[Items from an interface collection]
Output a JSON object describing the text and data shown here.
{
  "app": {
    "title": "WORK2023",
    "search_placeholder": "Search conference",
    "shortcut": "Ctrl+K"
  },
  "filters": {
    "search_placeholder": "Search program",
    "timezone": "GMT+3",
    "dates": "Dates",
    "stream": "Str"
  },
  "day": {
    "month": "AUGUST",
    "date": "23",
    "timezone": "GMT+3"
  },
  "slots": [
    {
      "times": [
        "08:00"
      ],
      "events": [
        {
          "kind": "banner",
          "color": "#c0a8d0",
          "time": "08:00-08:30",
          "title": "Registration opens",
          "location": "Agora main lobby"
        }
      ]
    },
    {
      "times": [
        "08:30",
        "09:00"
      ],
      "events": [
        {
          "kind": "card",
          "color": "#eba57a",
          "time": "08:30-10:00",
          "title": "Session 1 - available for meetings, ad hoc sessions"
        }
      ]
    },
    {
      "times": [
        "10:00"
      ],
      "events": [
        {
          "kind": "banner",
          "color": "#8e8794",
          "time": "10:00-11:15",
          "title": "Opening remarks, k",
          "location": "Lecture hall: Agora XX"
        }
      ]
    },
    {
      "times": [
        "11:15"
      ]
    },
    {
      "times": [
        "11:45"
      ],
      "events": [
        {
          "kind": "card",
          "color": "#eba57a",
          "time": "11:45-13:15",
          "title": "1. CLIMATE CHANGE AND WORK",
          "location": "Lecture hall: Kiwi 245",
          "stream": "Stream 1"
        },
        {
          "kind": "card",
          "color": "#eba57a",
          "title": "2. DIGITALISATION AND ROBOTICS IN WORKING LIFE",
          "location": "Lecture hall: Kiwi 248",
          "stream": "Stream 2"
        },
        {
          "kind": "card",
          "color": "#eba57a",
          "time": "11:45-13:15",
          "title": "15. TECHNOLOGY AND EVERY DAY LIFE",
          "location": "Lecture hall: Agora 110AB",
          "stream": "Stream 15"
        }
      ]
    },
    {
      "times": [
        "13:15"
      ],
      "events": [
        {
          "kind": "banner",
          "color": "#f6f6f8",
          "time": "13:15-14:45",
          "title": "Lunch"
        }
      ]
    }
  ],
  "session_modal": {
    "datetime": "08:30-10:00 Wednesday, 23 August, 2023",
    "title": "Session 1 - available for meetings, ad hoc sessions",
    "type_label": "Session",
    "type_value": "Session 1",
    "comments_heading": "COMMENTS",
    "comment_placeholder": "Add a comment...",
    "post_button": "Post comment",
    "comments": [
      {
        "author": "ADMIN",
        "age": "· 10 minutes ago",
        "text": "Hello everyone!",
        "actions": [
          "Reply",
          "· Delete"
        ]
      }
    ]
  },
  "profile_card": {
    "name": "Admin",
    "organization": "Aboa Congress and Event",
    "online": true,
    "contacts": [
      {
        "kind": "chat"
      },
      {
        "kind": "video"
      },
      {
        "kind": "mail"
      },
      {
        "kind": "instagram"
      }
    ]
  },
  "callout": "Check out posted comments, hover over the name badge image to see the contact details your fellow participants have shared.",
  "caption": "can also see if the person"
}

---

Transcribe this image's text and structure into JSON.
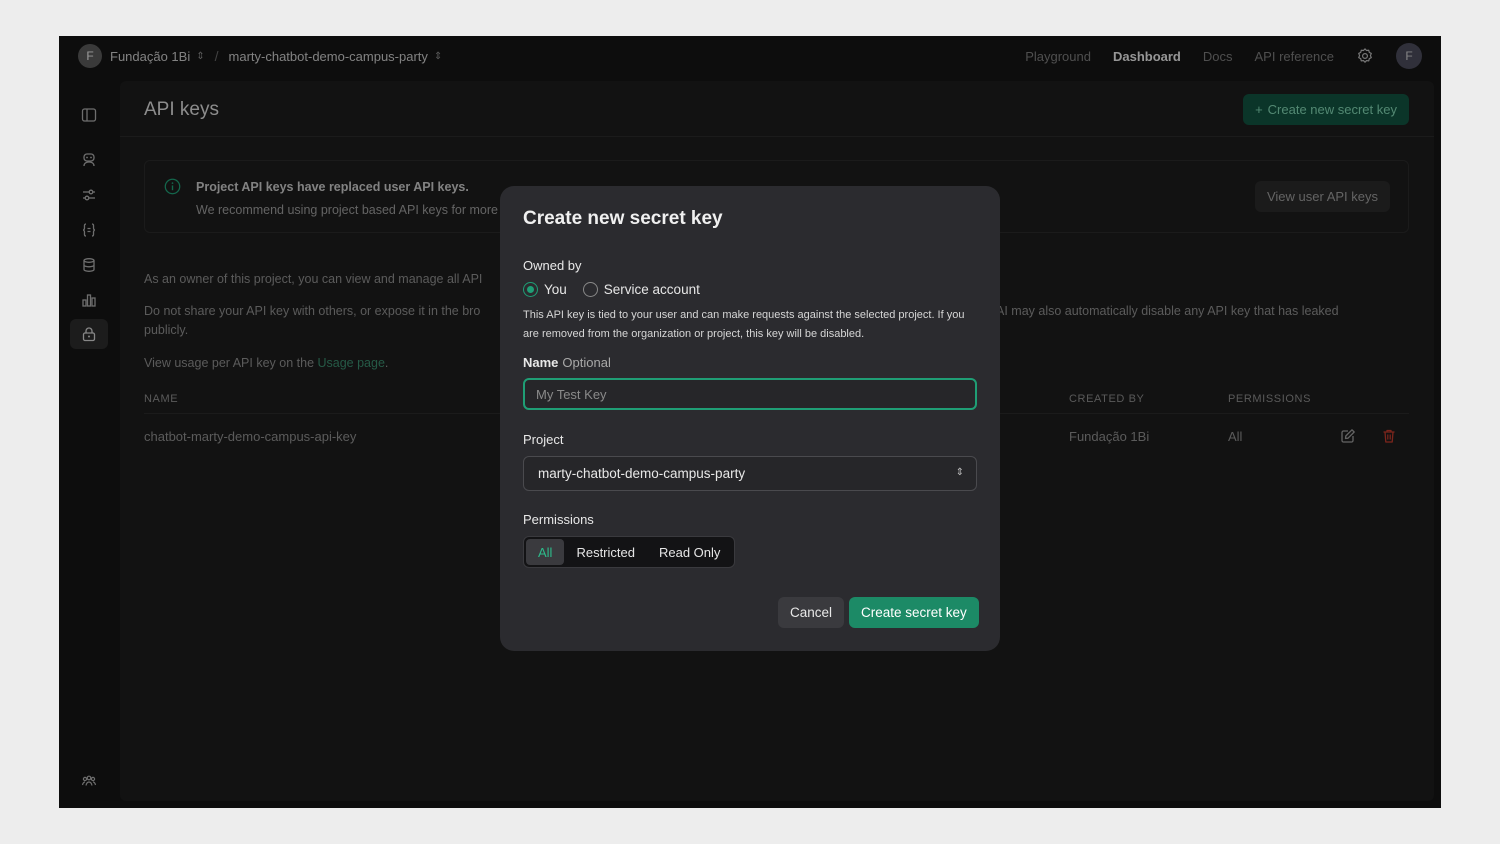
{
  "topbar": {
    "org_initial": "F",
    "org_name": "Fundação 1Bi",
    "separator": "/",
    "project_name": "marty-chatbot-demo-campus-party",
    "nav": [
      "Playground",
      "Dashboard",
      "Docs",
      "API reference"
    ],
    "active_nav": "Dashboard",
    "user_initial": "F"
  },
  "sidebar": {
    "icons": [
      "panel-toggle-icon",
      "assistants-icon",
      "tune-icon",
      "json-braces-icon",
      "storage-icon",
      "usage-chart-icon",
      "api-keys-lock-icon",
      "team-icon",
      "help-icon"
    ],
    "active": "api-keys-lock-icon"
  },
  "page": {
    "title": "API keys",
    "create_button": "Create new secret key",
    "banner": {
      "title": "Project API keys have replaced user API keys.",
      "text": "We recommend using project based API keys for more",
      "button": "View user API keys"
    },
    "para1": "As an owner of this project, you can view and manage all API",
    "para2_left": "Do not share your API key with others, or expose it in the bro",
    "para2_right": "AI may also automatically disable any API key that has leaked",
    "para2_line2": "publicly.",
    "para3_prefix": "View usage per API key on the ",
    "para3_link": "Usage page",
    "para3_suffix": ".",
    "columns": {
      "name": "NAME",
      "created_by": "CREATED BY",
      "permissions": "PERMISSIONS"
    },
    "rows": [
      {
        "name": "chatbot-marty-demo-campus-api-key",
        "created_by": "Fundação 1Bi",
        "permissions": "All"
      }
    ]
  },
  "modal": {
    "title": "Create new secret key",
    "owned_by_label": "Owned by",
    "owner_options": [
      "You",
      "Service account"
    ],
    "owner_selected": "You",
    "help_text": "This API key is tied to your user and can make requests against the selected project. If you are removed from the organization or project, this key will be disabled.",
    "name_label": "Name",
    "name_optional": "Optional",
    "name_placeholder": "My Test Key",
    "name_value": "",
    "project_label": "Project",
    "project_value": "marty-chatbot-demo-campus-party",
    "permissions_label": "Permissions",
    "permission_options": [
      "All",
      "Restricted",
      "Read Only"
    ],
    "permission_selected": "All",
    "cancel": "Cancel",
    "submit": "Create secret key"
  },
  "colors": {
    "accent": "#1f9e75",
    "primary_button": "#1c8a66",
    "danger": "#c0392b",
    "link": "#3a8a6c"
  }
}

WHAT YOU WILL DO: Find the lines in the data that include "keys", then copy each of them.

EXERCISE SOLUTION:
      "api-keys-lock-icon",
    "active": "api-keys-lock-icon"
    "title": "API keys",
      "title": "Project API keys have replaced user API keys.",
      "text": "We recommend using project based API keys for more",
      "button": "View user API keys"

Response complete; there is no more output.